The late Esther Myers wrote this
about Endometriosis: Endometriosis is a condition in which endometrial cells from the lining of the uterus migrate to different parts of the pelvis and to other organs. The cells continue to respond to monthly hormonal fluctuations, causing bleeding within the body, which can be extremely painful and can cause scar tissue to form. The scar tissue can itself be a source of significant discomfort. Conventional treatments vary from birth control pills to surgery to removing the tissue of the uterus, fallopian tubes, and ovaries.
She goes on to recommend several postures found in Yin Yoga. I have added the Yin name in square brackets: Start with relaxed abdominal breathing and poses like Supta Baddha Konasana [Reclined Butterfly] and Supta Virasana [Saddle] that gently open and stretch the abdomen and pelvis. Use these poses during times of pain, bloating, or discomfort. Then focus on seated poses that open and release the pelvis like Baddha Konasana [Butterfly] or Upavistha Konasana [Straddle]. Salamba Sarvangasana (Shoulderstand) is particularly beneficial to women with endometriosis when they're not menstruating, since it helps balance the endocrine system. Instead of Shoulderstand, I would suggest Snail, if it is available.
You are correct that in Yin Yoga we do not offer strengthening exercises, but again to quote Esther, To strengthen the abdominal muscles, begin by lying on the back and focusing on drawing the navel toward the spine as you exhale. If there is no discomfort, gradually move into poses that require abdominal strength like Chaturanga Dandasana (Four-Limbed Staff Pose) or Paripurna Navasana (Full Boat Pose). While a woman with endometriosis may be able to do an Ashtanga or Power Yoga practice, I do not recommend this practice exclusively. It would be better to counterbalance a vigorous practice with poses that soften, relax, and open the pelvis. Personally, I am not a fan of boat pose, and would suggest core strengthening exercises recommended by Stuart McGill
: Bird Dog, Plank on elbows, and mini-curl ups.
As with any condition, a doctor's input is important, so it is good that you suggested that.
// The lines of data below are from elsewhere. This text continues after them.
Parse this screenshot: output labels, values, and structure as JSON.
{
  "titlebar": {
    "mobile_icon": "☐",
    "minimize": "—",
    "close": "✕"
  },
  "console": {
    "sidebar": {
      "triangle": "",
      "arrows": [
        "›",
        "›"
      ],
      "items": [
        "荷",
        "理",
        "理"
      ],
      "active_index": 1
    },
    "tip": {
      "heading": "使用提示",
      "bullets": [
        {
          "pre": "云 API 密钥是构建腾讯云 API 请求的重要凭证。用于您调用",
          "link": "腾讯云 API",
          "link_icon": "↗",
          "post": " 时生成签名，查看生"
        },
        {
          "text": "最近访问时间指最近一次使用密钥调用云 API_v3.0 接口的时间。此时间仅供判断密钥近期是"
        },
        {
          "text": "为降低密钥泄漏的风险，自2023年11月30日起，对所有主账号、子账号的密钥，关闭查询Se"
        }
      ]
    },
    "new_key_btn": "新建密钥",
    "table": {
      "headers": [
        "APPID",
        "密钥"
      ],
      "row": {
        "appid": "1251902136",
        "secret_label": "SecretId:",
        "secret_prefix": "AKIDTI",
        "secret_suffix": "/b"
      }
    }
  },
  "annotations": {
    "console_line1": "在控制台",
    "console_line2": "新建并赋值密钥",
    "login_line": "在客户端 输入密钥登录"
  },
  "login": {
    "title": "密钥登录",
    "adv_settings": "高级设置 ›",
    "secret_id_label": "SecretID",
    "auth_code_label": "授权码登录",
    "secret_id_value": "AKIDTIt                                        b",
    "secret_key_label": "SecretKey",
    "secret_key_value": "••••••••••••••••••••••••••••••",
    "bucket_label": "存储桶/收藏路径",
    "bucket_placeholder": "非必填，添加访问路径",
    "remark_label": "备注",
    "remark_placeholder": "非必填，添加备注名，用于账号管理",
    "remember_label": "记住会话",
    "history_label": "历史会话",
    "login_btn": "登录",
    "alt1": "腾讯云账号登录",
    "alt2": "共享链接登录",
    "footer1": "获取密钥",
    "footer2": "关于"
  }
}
Beyond that, she should experiment: test a little, pay attention and see what happens. Start easy and when safe, go further.
Good luck! Let us know how it goes.